There’s a review of Bronze on IFDB that I’ve been thinking about a lot lately.
After hearing so much about Bronze, I was expecting a very satisfying and pleasurable experience. This was not the case for me… I came away feeling like the entire experience was rather hollow and somewhat forced… Beauty and the Beast is a beautiful love story, but in this version of the tale, I felt that the protagonist’s relationship with the Beast lacked very much warmth or deep love.
This is a challenging review for me. Obviously, I’m sorry the reviewer didn’t have a good time. It’s possible that I could or should have done something to frame the presentation of the game to make clear that it was not going to be a traditional fairy tale happy-ending romance. (The closest thing to that I’ve ever written is Pytho’s Mask, which, not coincidentally, has some pretty shallow characters and a heavily gender-bound treatment of love; even so some subversive elements snuck in before the end.) Perhaps I seemed to offer something the game was never going to deliver — and, for what it’s worth, I do think that players have the right to want specific things from their games. Indeed, if the player doesn’t want something, she’s not likely to play for long.
However. The unromantic aspect of the game is not a mistake. On the contrary, it is the summation of the effort and thought that went into its creation.
I’ve always liked the Beauty and the Beast story; as a kid I read and reread Robin McKinley’s Beauty: A Retelling of the Story of Beauty and the Beast. The independent, book-obsessed heroine appealed to me. I liked the idea that it was an ugly duckling story for her as much as for the Beast; McKinley’s Beauty is ironically named and doesn’t think of herself as conventionally attractive, finds fancy dresses uncomfortable, and would prefer to be with her horse or curled up in a library.
But when I set out to write a Beauty and the Beast story, I found I couldn’t write it the same way. When I stripped away the enchantments and the conventional stapled-on moral about Hidden Beauty and thought about these characters as people, the story changed on me. What kind of man would trap a woman, threaten her family, and harass her incessantly to marry him (and, in some versions of the story, subject her to rages and abusive outbursts)? What kind of woman would honor a promise to stay with such a man, let alone fall in love with him? What kind of father would let his daughter take his place in such a situation? Even if the Beast eventually agrees to let Beauty revisit her family, the circumstances suggested that everyone involved must be deeply broken.
So that’s what I wrote.
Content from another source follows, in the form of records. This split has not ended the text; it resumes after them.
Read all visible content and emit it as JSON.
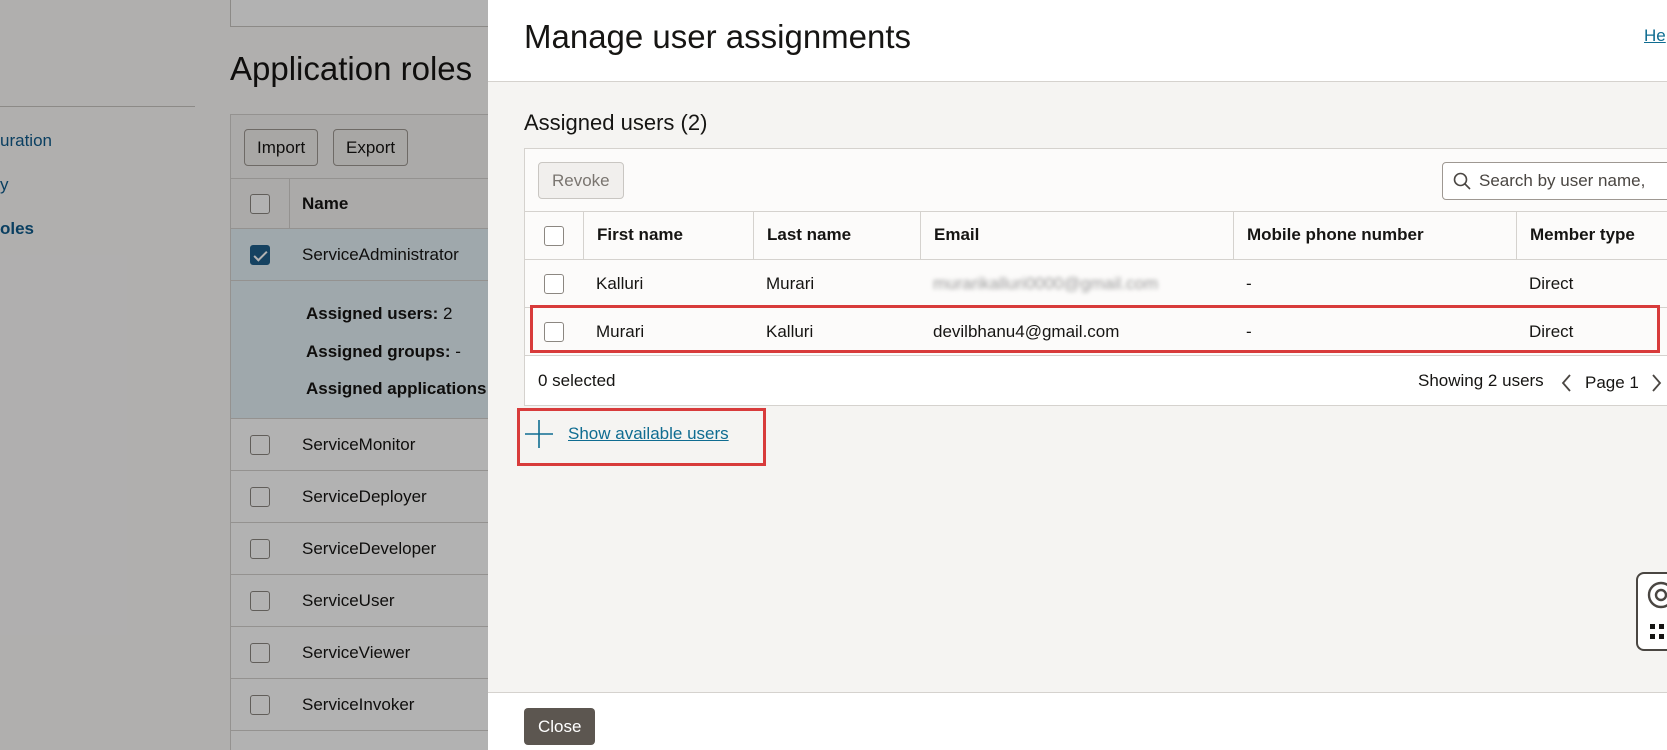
{
  "sidebar": {
    "items": [
      {
        "label": "uration"
      },
      {
        "label": "y"
      },
      {
        "label": "oles"
      }
    ]
  },
  "background": {
    "title": "Application roles",
    "toolbar": {
      "import_label": "Import",
      "export_label": "Export"
    },
    "table": {
      "header_name": "Name",
      "rows": [
        {
          "name": "ServiceAdministrator",
          "selected": true
        },
        {
          "name": "ServiceMonitor"
        },
        {
          "name": "ServiceDeployer"
        },
        {
          "name": "ServiceDeveloper"
        },
        {
          "name": "ServiceUser"
        },
        {
          "name": "ServiceViewer"
        },
        {
          "name": "ServiceInvoker"
        }
      ],
      "detail": {
        "assigned_users_label": "Assigned users:",
        "assigned_users_value": "2",
        "assigned_groups_label": "Assigned groups:",
        "assigned_groups_value": "-",
        "assigned_apps_label": "Assigned applications"
      }
    }
  },
  "drawer": {
    "title": "Manage user assignments",
    "help_label": "He",
    "section_title": "Assigned users (2)",
    "toolbar": {
      "revoke_label": "Revoke",
      "search_placeholder": "Search by user name,"
    },
    "columns": [
      "First name",
      "Last name",
      "Email",
      "Mobile phone number",
      "Member type"
    ],
    "rows": [
      {
        "first": "Kalluri",
        "last": "Murari",
        "email": "murarikalluri0000@gmail.com",
        "mobile": "-",
        "type": "Direct",
        "email_blurred": true
      },
      {
        "first": "Murari",
        "last": "Kalluri",
        "email": "devilbhanu4@gmail.com",
        "mobile": "-",
        "type": "Direct"
      }
    ],
    "footer": {
      "selected_text": "0 selected",
      "showing_text": "Showing 2 users",
      "page_text": "Page 1"
    },
    "show_available_label": "Show available users",
    "close_label": "Close"
  },
  "colors": {
    "link": "#0f6c91",
    "highlight": "#d83b3b",
    "checkbox_checked": "#1f5f8b"
  }
}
The heroine comes from a family that doesn’t respect or value her. She is naive. She has no basis of comparison for the Beast. She pities him and in her loneliness she twists that into a kind of love, but in the end she has to confront the reality, which is that the Beast is a tyrant and a serial rapist, fundamentally warped by his ability to compel everyone around him to do his will. The privileged assumptions underlying that haven’t gone away even though he has become sufficiently remorseful to try to make things right via suicide. And he remains in many ways more psychologically attached to his last victim than he is to the current player character.
So no, these people aren’t in love — not in a happy-ending way, anyhow. They’re drawn together more by their flaws than by their strengths. Their levels of experience, their power and maturity, are terribly mismatched. The most we can say is that the player character wants to be in love with the Beast. The story makes it hard for her. It’s up to the player whether the protagonist decides to double down on this and to act as though she is in love, after learning everything she learns.
It’s not really what I initially intended to write, but the process of creation changed my mind about what I wanted to say.
I generally think that’s a good thing when it happens. More than that, I’d say that for me a lot of the point of creative processes and storytelling in general is as a way of thinking about some issue. You do the work so you can find out what you think. Sometimes it ends in aporia. Floatpoint is about a question I never did answer to my complete satisfaction, which may explain why its endings fail to commit absolutely to any ideal outcome.
I’ve been thinking about all this stuff again recently for two reasons. One is that I recently replayed Bronze — I was testing its performance on iPad Frotz and wound up going through the whole thing again. (It’s always embarrassing when you realize you’ve forgotten how to solve your own puzzles.) The other is that I’m (re-)revising the end of my current WIP. Like Bronze, it was conceived originally as a puzzle game with a light and perky narrative arc. Like Bronze, it’s changed in the telling, to the point where now I’m listening to Leonard Cohen and writing take 7 or 8 of the denouement. It’s an obnoxiously emo process. I’m fighting the damn thing because the integrity of the story demands a clearer, a more assured resolution than I want to give it. It needs to finish on a note I’m having a hard time reaching, not as a matter of technique, but as a matter of personal assent.
It seems the three-body problem here is in fact a four-body problem: what the player wants, what the characters want, what the author wants, what the work itself demands. If I get this problem right, no one will notice it ever existed. But how likely is that?